▸ **What to do**: Every record here needs to be written out again exactly.

▸ **Material for this task**:
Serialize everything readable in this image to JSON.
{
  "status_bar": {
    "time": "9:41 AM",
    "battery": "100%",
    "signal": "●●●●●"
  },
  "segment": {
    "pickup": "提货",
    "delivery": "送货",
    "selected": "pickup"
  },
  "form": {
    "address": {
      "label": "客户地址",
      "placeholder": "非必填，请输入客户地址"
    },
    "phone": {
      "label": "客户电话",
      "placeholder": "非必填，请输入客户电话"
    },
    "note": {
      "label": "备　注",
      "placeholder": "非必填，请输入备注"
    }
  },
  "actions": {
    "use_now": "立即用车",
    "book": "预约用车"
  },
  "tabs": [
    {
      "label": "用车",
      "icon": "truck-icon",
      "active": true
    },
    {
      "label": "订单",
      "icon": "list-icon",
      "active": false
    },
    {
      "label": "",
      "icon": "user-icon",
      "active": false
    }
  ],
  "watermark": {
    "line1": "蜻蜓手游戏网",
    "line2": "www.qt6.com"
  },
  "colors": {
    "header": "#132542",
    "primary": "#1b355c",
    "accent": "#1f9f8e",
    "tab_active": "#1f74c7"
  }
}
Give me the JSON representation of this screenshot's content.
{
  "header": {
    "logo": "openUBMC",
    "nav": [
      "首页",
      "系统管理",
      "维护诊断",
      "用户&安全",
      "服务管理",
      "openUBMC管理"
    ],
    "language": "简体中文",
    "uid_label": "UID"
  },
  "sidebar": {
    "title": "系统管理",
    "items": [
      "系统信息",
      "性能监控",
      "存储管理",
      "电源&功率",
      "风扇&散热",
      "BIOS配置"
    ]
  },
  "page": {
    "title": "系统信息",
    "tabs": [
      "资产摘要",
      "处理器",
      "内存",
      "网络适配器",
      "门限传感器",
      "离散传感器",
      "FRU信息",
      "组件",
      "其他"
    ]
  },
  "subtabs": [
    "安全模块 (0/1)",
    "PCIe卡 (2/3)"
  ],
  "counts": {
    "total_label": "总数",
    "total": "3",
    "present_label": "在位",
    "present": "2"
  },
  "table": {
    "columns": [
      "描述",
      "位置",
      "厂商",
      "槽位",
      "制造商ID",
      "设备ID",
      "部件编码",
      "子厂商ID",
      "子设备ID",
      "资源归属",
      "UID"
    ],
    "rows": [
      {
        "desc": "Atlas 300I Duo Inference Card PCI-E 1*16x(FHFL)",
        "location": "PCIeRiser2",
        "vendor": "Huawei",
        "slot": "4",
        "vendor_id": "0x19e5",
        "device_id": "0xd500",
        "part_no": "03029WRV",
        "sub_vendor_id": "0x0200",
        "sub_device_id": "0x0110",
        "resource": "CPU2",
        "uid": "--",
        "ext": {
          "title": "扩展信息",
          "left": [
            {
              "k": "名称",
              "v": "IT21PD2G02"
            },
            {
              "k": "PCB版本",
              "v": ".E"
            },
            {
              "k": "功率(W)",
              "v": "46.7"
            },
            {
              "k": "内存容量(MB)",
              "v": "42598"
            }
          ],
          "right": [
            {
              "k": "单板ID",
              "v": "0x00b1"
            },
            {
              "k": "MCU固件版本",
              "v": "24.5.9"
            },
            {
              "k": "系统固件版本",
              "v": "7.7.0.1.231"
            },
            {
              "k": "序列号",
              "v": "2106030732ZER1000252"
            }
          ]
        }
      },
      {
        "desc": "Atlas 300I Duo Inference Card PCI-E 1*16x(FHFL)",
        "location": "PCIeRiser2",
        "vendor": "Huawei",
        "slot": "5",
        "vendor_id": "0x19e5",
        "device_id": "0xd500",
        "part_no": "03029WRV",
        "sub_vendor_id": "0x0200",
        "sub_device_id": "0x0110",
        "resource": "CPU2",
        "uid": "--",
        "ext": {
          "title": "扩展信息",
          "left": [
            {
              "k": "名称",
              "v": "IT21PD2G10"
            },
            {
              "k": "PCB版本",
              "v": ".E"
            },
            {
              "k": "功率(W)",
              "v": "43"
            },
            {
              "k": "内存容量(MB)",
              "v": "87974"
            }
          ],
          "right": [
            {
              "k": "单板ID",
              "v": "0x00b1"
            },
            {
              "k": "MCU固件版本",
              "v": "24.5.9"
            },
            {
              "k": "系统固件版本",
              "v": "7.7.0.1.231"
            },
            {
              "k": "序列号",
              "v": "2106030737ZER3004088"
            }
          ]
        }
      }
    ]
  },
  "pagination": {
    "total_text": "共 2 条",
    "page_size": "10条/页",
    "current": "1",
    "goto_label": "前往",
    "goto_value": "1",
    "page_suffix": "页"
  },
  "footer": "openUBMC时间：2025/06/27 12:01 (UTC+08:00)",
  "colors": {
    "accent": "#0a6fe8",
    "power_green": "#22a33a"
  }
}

▸ **Reply**:
Serialize everything readable in this image to JSON.
{
  "status_bar": {
    "time": "9:41 AM",
    "battery": "100%",
    "signal": "●●●●●"
  },
  "segment": {
    "pickup": "提货",
    "delivery": "送货",
    "selected": "pickup"
  },
  "form": {
    "address": {
      "label": "客户地址",
      "placeholder": "非必填，请输入客户地址"
    },
    "phone": {
      "label": "客户电话",
      "placeholder": "非必填，请输入客户电话"
    },
    "note": {
      "label": "备　注",
      "placeholder": "非必填，请输入备注"
    }
  },
  "actions": {
    "use_now": "立即用车",
    "book": "预约用车"
  },
  "tabs": [
    {
      "label": "用车",
      "icon": "truck-icon",
      "active": true
    },
    {
      "label": "订单",
      "icon": "list-icon",
      "active": false
    },
    {
      "label": "",
      "icon": "user-icon",
      "active": false
    }
  ],
  "watermark": {
    "line1": "蜻蜓手游戏网",
    "line2": "www.qt6.com"
  },
  "colors": {
    "header": "#132542",
    "primary": "#1b355c",
    "accent": "#1f9f8e",
    "tab_active": "#1f74c7"
  }
}
Give me the JSON representation of this screenshot's content.
{
  "header": {
    "logo": "openUBMC",
    "nav": [
      "首页",
      "系统管理",
      "维护诊断",
      "用户&安全",
      "服务管理",
      "openUBMC管理"
    ],
    "language": "简体中文",
    "uid_label": "UID"
  },
  "sidebar": {
    "title": "系统管理",
    "items": [
      "系统信息",
      "性能监控",
      "存储管理",
      "电源&功率",
      "风扇&散热",
      "BIOS配置"
    ]
  },
  "page": {
    "title": "系统信息",
    "tabs": [
      "资产摘要",
      "处理器",
      "内存",
      "网络适配器",
      "门限传感器",
      "离散传感器",
      "FRU信息",
      "组件",
      "其他"
    ]
  },
  "subtabs": [
    "安全模块 (0/1)",
    "PCIe卡 (2/3)"
  ],
  "counts": {
    "total_label": "总数",
    "total": "3",
    "present_label": "在位",
    "present": "2"
  },
  "table": {
    "columns": [
      "描述",
      "位置",
      "厂商",
      "槽位",
      "制造商ID",
      "设备ID",
      "部件编码",
      "子厂商ID",
      "子设备ID",
      "资源归属",
      "UID"
    ],
    "rows": [
      {
        "desc": "Atlas 300I Duo Inference Card PCI-E 1*16x(FHFL)",
        "location": "PCIeRiser2",
        "vendor": "Huawei",
        "slot": "4",
        "vendor_id": "0x19e5",
        "device_id": "0xd500",
        "part_no": "03029WRV",
        "sub_vendor_id": "0x0200",
        "sub_device_id": "0x0110",
        "resource": "CPU2",
        "uid": "--",
        "ext": {
          "title": "扩展信息",
          "left": [
            {
              "k": "名称",
              "v": "IT21PD2G02"
            },
            {
              "k": "PCB版本",
              "v": ".E"
            },
            {
              "k": "功率(W)",
              "v": "46.7"
            },
            {
              "k": "内存容量(MB)",
              "v": "42598"
            }
          ],
          "right": [
            {
              "k": "单板ID",
              "v": "0x00b1"
            },
            {
              "k": "MCU固件版本",
              "v": "24.5.9"
            },
            {
              "k": "系统固件版本",
              "v": "7.7.0.1.231"
            },
            {
              "k": "序列号",
              "v": "2106030732ZER1000252"
            }
          ]
        }
      },
      {
        "desc": "Atlas 300I Duo Inference Card PCI-E 1*16x(FHFL)",
        "location": "PCIeRiser2",
        "vendor": "Huawei",
        "slot": "5",
        "vendor_id": "0x19e5",
        "device_id": "0xd500",
        "part_no": "03029WRV",
        "sub_vendor_id": "0x0200",
        "sub_device_id": "0x0110",
        "resource": "CPU2",
        "uid": "--",
        "ext": {
          "title": "扩展信息",
          "left": [
            {
              "k": "名称",
              "v": "IT21PD2G10"
            },
            {
              "k": "PCB版本",
              "v": ".E"
            },
            {
              "k": "功率(W)",
              "v": "43"
            },
            {
              "k": "内存容量(MB)",
              "v": "87974"
            }
          ],
          "right": [
            {
              "k": "单板ID",
              "v": "0x00b1"
            },
            {
              "k": "MCU固件版本",
              "v": "24.5.9"
            },
            {
              "k": "系统固件版本",
              "v": "7.7.0.1.231"
            },
            {
              "k": "序列号",
              "v": "2106030737ZER3004088"
            }
          ]
        }
      }
    ]
  },
  "pagination": {
    "total_text": "共 2 条",
    "page_size": "10条/页",
    "current": "1",
    "goto_label": "前往",
    "goto_value": "1",
    "page_suffix": "页"
  },
  "footer": "openUBMC时间：2025/06/27 12:01 (UTC+08:00)",
  "colors": {
    "accent": "#0a6fe8",
    "power_green": "#22a33a"
  }
}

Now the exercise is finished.